No pictures should appear in the copy; otherwise retype the entries exactly.

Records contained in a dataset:
"""
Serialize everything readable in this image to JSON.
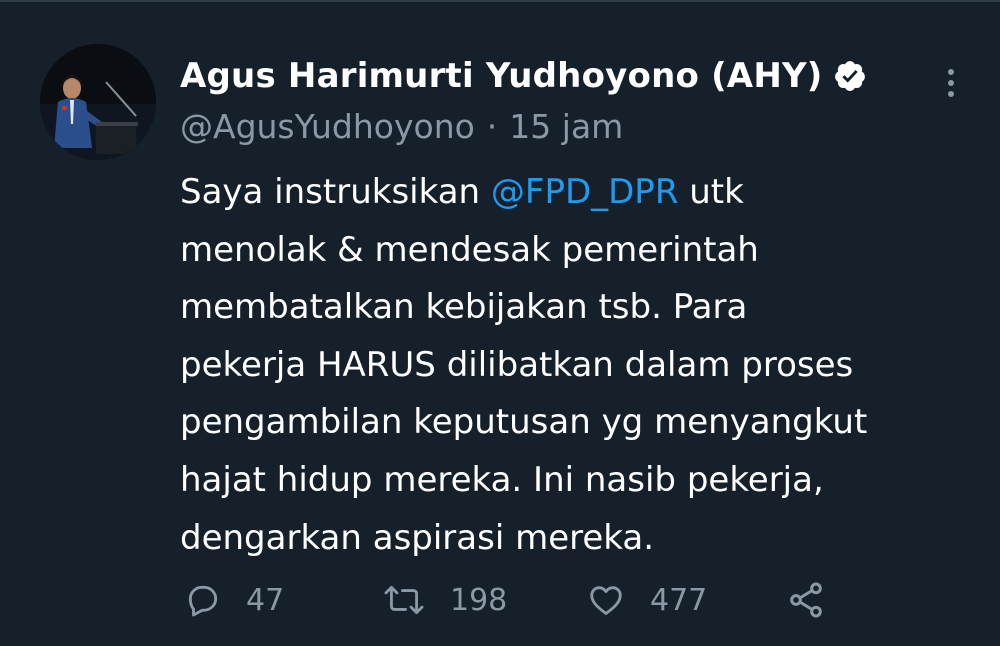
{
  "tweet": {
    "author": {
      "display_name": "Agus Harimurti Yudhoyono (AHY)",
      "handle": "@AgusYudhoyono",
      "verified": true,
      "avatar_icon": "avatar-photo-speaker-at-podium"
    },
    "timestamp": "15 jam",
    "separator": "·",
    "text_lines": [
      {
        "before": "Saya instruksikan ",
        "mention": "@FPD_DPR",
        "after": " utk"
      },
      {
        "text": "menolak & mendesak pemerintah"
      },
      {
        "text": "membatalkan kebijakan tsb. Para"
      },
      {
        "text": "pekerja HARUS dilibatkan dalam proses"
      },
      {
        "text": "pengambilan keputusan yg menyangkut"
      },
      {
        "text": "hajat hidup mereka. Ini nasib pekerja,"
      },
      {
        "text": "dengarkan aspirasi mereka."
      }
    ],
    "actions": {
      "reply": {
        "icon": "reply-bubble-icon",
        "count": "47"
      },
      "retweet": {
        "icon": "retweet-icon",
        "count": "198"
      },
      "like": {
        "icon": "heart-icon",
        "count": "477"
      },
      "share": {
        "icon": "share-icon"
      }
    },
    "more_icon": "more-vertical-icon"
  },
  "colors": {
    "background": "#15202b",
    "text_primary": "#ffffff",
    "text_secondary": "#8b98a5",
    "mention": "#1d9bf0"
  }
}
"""
Result of this exercise ::
Serialize everything readable in this image to JSON.
{
  "tweet": {
    "author": {
      "display_name": "Agus Harimurti Yudhoyono (AHY)",
      "handle": "@AgusYudhoyono",
      "verified": true,
      "avatar_icon": "avatar-photo-speaker-at-podium"
    },
    "timestamp": "15 jam",
    "separator": "·",
    "text_lines": [
      {
        "before": "Saya instruksikan ",
        "mention": "@FPD_DPR",
        "after": " utk"
      },
      {
        "text": "menolak & mendesak pemerintah"
      },
      {
        "text": "membatalkan kebijakan tsb. Para"
      },
      {
        "text": "pekerja HARUS dilibatkan dalam proses"
      },
      {
        "text": "pengambilan keputusan yg menyangkut"
      },
      {
        "text": "hajat hidup mereka. Ini nasib pekerja,"
      },
      {
        "text": "dengarkan aspirasi mereka."
      }
    ],
    "actions": {
      "reply": {
        "icon": "reply-bubble-icon",
        "count": "47"
      },
      "retweet": {
        "icon": "retweet-icon",
        "count": "198"
      },
      "like": {
        "icon": "heart-icon",
        "count": "477"
      },
      "share": {
        "icon": "share-icon"
      }
    },
    "more_icon": "more-vertical-icon"
  },
  "colors": {
    "background": "#15202b",
    "text_primary": "#ffffff",
    "text_secondary": "#8b98a5",
    "mention": "#1d9bf0"
  }
}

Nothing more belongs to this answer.